### INSTRUCTIONS FOR THE TASK
A faithful copy of the data, pictures omitted, is the required answer.

[DATA EXTRACT — start]

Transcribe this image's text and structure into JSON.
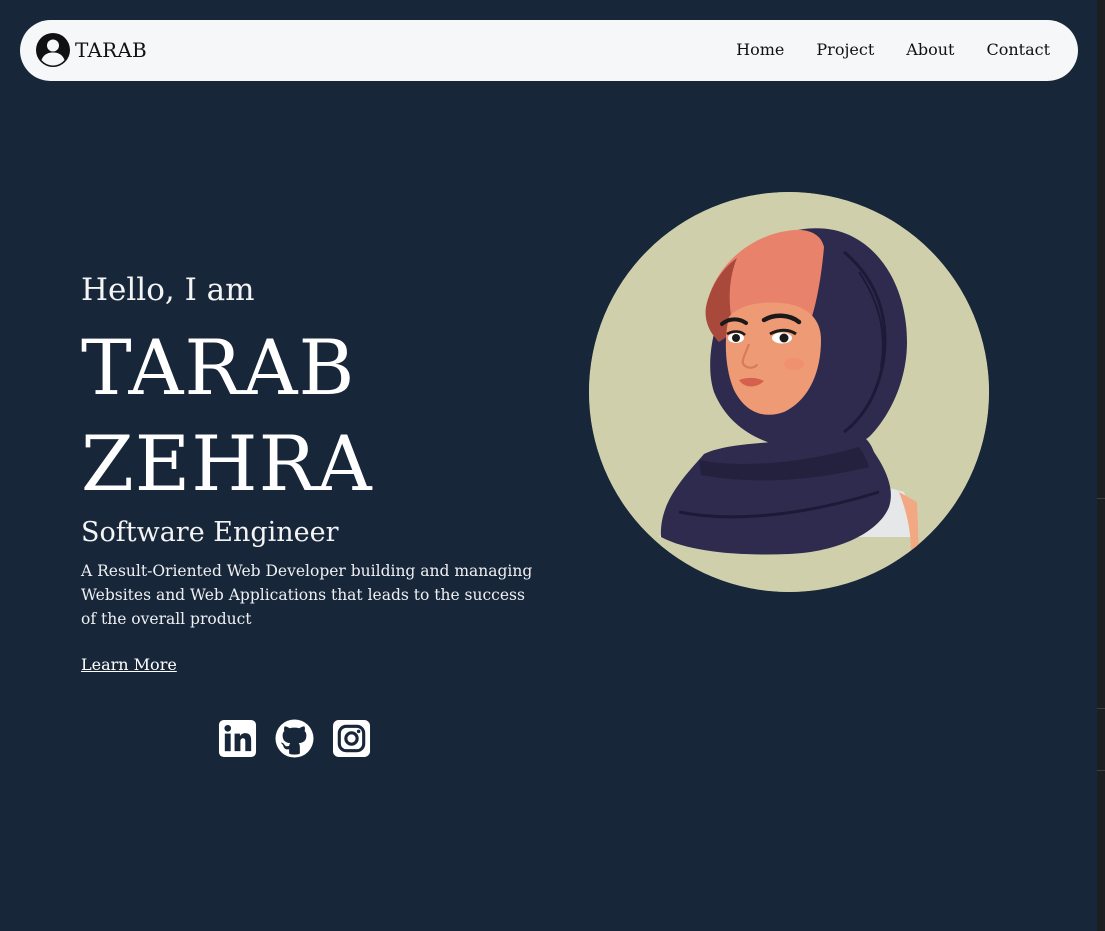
{
  "nav": {
    "brand": "TARAB",
    "brand_icon": "user-circle-icon",
    "links": [
      "Home",
      "Project",
      "About",
      "Contact"
    ]
  },
  "hero": {
    "greeting": "Hello, I am",
    "first_name": "TARAB",
    "last_name": "ZEHRA",
    "role": "Software Engineer",
    "description": "A Result-Oriented Web Developer building and managing Websites and Web Applications that leads to the success of the overall product",
    "cta": "Learn More"
  },
  "socials": [
    "linkedin-icon",
    "github-icon",
    "instagram-icon"
  ],
  "colors": {
    "background": "#18263a",
    "navbar": "#f6f7f9",
    "avatar_bg": "#cfd0ab",
    "hijab": "#2e2b4f",
    "skin": "#ee9a74",
    "headscarf_inner": "#e8826a"
  }
}
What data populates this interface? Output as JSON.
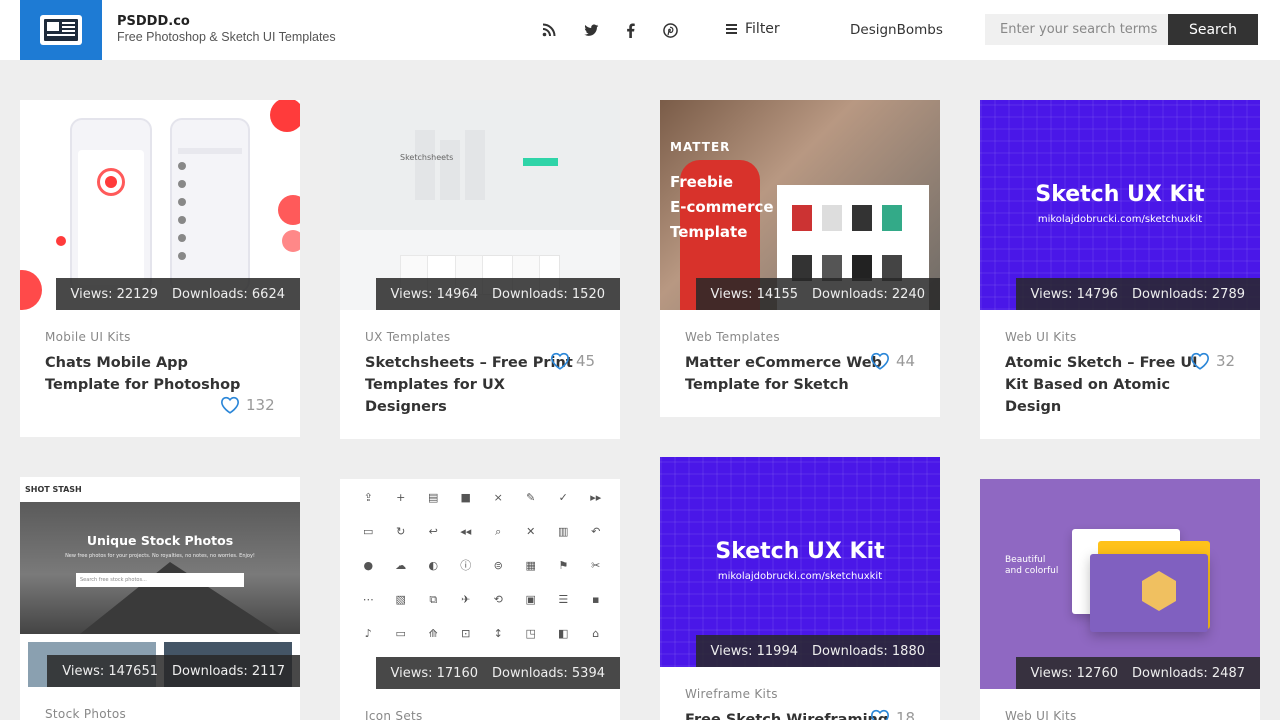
{
  "header": {
    "brand_title": "PSDDD.co",
    "brand_sub": "Free Photoshop & Sketch UI Templates",
    "filter_label": "Filter",
    "designbombs_label": "DesignBombs",
    "search_placeholder": "Enter your search terms",
    "search_button": "Search",
    "social_icons": [
      "rss-icon",
      "twitter-icon",
      "facebook-icon",
      "pinterest-icon"
    ]
  },
  "colors": {
    "brand_blue": "#1e7bd4",
    "kit_violet": "#4a17e8",
    "accent_red": "#ff3b3b",
    "web_purple": "#8f68c2"
  },
  "cards": [
    {
      "category": "Mobile UI Kits",
      "title_lines": [
        "Chats Mobile App",
        "Template for Photoshop"
      ],
      "likes": "132",
      "views": "Views: 22129",
      "downloads": "Downloads: 6624"
    },
    {
      "category": "UX Templates",
      "title_lines": [
        "Sketchsheets – Free Print",
        "Templates for UX",
        "Designers"
      ],
      "likes": "45",
      "views": "Views: 14964",
      "downloads": "Downloads: 1520",
      "thumb_text": "Sketchsheets"
    },
    {
      "category": "Web Templates",
      "title_lines": [
        "Matter eCommerce Web",
        "Template for Sketch"
      ],
      "likes": "44",
      "views": "Views: 14155",
      "downloads": "Downloads: 2240",
      "thumb_brand": "MATTER",
      "thumb_lines": [
        "Freebie",
        "E-commerce",
        "Template"
      ]
    },
    {
      "category": "Web UI Kits",
      "title_lines": [
        "Atomic Sketch – Free UI",
        "Kit Based on Atomic",
        "Design"
      ],
      "likes": "32",
      "views": "Views: 14796",
      "downloads": "Downloads: 2789",
      "thumb_title": "Sketch UX Kit",
      "thumb_url": "mikolajdobrucki.com/sketchuxkit"
    },
    {
      "category": "Stock Photos",
      "views": "Views: 147651",
      "downloads": "Downloads: 2117",
      "thumb_brand": "SHOT STASH",
      "thumb_title": "Unique Stock Photos",
      "thumb_sub": "New free photos for your projects. No royalties, no notes, no worries. Enjoy!",
      "thumb_search": "Search free stock photos..."
    },
    {
      "category": "Icon Sets",
      "views": "Views: 17160",
      "downloads": "Downloads: 5394"
    },
    {
      "category": "Wireframe Kits",
      "title_lines": [
        "Free Sketch Wireframing"
      ],
      "likes": "18",
      "views": "Views: 11994",
      "downloads": "Downloads: 1880",
      "thumb_title": "Sketch UX Kit",
      "thumb_url": "mikolajdobrucki.com/sketchuxkit"
    },
    {
      "category": "Web UI Kits",
      "views": "Views: 12760",
      "downloads": "Downloads: 2487",
      "thumb_lines": [
        "Beautiful",
        "and colorful"
      ]
    }
  ]
}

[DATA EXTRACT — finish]

### REPLY TO THE TASK
Transcribe this image's text and structure into JSON.
{
  "nav": {
    "brand": "TARAB",
    "brand_icon": "user-circle-icon",
    "links": [
      "Home",
      "Project",
      "About",
      "Contact"
    ]
  },
  "hero": {
    "greeting": "Hello, I am",
    "first_name": "TARAB",
    "last_name": "ZEHRA",
    "role": "Software Engineer",
    "description": "A Result-Oriented Web Developer building and managing Websites and Web Applications that leads to the success of the overall product",
    "cta": "Learn More"
  },
  "socials": [
    "linkedin-icon",
    "github-icon",
    "instagram-icon"
  ],
  "colors": {
    "background": "#18263a",
    "navbar": "#f6f7f9",
    "avatar_bg": "#cfd0ab",
    "hijab": "#2e2b4f",
    "skin": "#ee9a74",
    "headscarf_inner": "#e8826a"
  }
}
What data populates this interface? Output as JSON.
{
  "header": {
    "brand_title": "PSDDD.co",
    "brand_sub": "Free Photoshop & Sketch UI Templates",
    "filter_label": "Filter",
    "designbombs_label": "DesignBombs",
    "search_placeholder": "Enter your search terms",
    "search_button": "Search",
    "social_icons": [
      "rss-icon",
      "twitter-icon",
      "facebook-icon",
      "pinterest-icon"
    ]
  },
  "colors": {
    "brand_blue": "#1e7bd4",
    "kit_violet": "#4a17e8",
    "accent_red": "#ff3b3b",
    "web_purple": "#8f68c2"
  },
  "cards": [
    {
      "category": "Mobile UI Kits",
      "title_lines": [
        "Chats Mobile App",
        "Template for Photoshop"
      ],
      "likes": "132",
      "views": "Views: 22129",
      "downloads": "Downloads: 6624"
    },
    {
      "category": "UX Templates",
      "title_lines": [
        "Sketchsheets – Free Print",
        "Templates for UX",
        "Designers"
      ],
      "likes": "45",
      "views": "Views: 14964",
      "downloads": "Downloads: 1520",
      "thumb_text": "Sketchsheets"
    },
    {
      "category": "Web Templates",
      "title_lines": [
        "Matter eCommerce Web",
        "Template for Sketch"
      ],
      "likes": "44",
      "views": "Views: 14155",
      "downloads": "Downloads: 2240",
      "thumb_brand": "MATTER",
      "thumb_lines": [
        "Freebie",
        "E-commerce",
        "Template"
      ]
    },
    {
      "category": "Web UI Kits",
      "title_lines": [
        "Atomic Sketch – Free UI",
        "Kit Based on Atomic",
        "Design"
      ],
      "likes": "32",
      "views": "Views: 14796",
      "downloads": "Downloads: 2789",
      "thumb_title": "Sketch UX Kit",
      "thumb_url": "mikolajdobrucki.com/sketchuxkit"
    },
    {
      "category": "Stock Photos",
      "views": "Views: 147651",
      "downloads": "Downloads: 2117",
      "thumb_brand": "SHOT STASH",
      "thumb_title": "Unique Stock Photos",
      "thumb_sub": "New free photos for your projects. No royalties, no notes, no worries. Enjoy!",
      "thumb_search": "Search free stock photos..."
    },
    {
      "category": "Icon Sets",
      "views": "Views: 17160",
      "downloads": "Downloads: 5394"
    },
    {
      "category": "Wireframe Kits",
      "title_lines": [
        "Free Sketch Wireframing"
      ],
      "likes": "18",
      "views": "Views: 11994",
      "downloads": "Downloads: 1880",
      "thumb_title": "Sketch UX Kit",
      "thumb_url": "mikolajdobrucki.com/sketchuxkit"
    },
    {
      "category": "Web UI Kits",
      "views": "Views: 12760",
      "downloads": "Downloads: 2487",
      "thumb_lines": [
        "Beautiful",
        "and colorful"
      ]
    }
  ]
}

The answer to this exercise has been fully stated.